I’m not sure about the conversations going in my head, but it’s ABSOLUTELY true about characters beginning to take on a life of their own. Paradoxically, it’s not a question of losing control. When a characters start to take on a life of their own, it’s very likely that you’ve come to KNOW your character. In writing other plays, I’ve spent long periods with only a vague sense of who my characters are, and while that remains the case I feel that the play is paralysed and vague, and I’m anxious and uneasy about it. When characters begin to do things you don’t expect you often get a kind of pleasure: Ah, yes, it’s JUST LIKE HER to go and do that…
What does it take to be a good writer?
It’ll be hard to answer this one in full, because writers and critics have spent millennia trying to get to grips with it. But here are a few provocations: An ability to say: ‘I believe the world looks like this and feels like this and sounds like this and happens like this’. An interest in the world. An openness to provocation and process – being in a constant state of revolution. When politicians change, they get criticised for making u-turns.

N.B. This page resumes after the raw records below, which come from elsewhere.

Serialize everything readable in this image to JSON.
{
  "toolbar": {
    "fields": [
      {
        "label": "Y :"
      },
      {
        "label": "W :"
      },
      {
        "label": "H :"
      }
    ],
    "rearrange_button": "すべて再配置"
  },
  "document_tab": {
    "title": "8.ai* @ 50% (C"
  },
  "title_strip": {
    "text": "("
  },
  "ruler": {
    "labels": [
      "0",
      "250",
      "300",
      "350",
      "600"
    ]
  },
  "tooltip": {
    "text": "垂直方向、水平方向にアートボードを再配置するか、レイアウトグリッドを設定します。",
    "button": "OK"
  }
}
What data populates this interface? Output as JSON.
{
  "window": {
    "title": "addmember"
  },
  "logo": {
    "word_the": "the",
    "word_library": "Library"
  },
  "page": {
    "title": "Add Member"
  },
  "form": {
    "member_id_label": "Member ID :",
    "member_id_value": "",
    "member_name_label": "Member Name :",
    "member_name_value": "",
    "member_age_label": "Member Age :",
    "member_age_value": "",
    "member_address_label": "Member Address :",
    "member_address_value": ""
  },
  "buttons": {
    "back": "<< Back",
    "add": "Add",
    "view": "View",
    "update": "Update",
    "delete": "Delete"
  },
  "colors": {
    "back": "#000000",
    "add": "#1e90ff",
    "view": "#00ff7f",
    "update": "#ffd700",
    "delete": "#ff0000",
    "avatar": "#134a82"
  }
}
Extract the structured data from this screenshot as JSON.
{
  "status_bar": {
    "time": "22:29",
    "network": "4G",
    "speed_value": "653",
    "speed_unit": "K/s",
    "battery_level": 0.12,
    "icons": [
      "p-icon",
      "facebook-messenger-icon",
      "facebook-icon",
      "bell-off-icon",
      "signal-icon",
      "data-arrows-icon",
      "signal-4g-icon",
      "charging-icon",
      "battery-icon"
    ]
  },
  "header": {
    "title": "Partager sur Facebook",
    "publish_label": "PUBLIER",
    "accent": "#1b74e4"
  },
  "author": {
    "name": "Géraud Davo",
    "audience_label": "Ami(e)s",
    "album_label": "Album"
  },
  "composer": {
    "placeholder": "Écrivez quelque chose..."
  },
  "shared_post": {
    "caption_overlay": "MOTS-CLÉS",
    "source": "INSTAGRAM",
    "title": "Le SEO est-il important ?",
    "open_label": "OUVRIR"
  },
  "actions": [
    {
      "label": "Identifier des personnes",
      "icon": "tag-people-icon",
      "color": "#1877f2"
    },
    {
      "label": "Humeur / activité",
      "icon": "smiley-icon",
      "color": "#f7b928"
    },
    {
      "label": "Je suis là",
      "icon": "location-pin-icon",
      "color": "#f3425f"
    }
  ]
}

When writers change, they renew themselves. Eventually, a ruthlessness about the material you have – knowing when to cut. An appreciation of what subject matter has a charge for you. A determination – especially in a high-rent age – to keep going. A way of making heaps of money for one day a week.
Hi Ben. When you submitted Pretend You Have Big Buildings–how sure were you that it was the finished article, so to speak–did you feel that even when you sent it off there was more you could have done–re-written?
Yes, see my response above on this. I was quite clear that the play wasn’t finished, and knew that it needed substantial reimagining – but I felt that the best way of redrafting would be with a specific production in mind – life’s too short to go on redrafting something that’s never going to go on. The first fifty pages were recognisably the same as those that were eventually performed, but in terms of comparing the draft I submitted with the draft that was performed; I probably cut about 50 pages, and added about 70!
Hi Ben, interested to know what you’ve been doing since the play, do you have more scripts in the pipeline?
See above on this, as well. Am currently under commission to the National Theatre Studio, and am writing a play about neuroscience to be performed by young people. Am going to be spending some of this summer in Germany as a delegate to the YOUNG EUROPEAN PLAYWRIGHTS FORUM, where I’ll be generating some material, and I’ll also be spending two months at the MacDowell Colony in America, working on a new play.
What would you say defines the theatrical nature of a play–as I know that a lot of plays actually read more like film or TV scripts–is there one precise quality that you like to focus on that makes the stage the only place where your drama could take place?
Plainly, when writing for the stage, as opposed for the screen, there’s an elephant in the room. Except that the elephant isn’t an elephant, it’s a live audience. And I think sometimes writers forget that. When I said earlier that I wanted my plays to have an interesting relationship to the audience, I partly meant that I like speech (and other forms of text) to fly at me – an audience member – from all angles. There’s more to dialogue than two people speaking to each other in front of a fourth wall. In fact, Raymond Williams counts at least 13 different forms of theatrical address in Shakespeare (i.e. aside, soliloquy, person-to-person etc). In a space like the main house of the royal exchange (which is in the round), there’re no getting away from the fact that there’s an audience in the room, and that that audience might want to feel like they’re part of things – that the action unfolding on stage has a stake for them, too.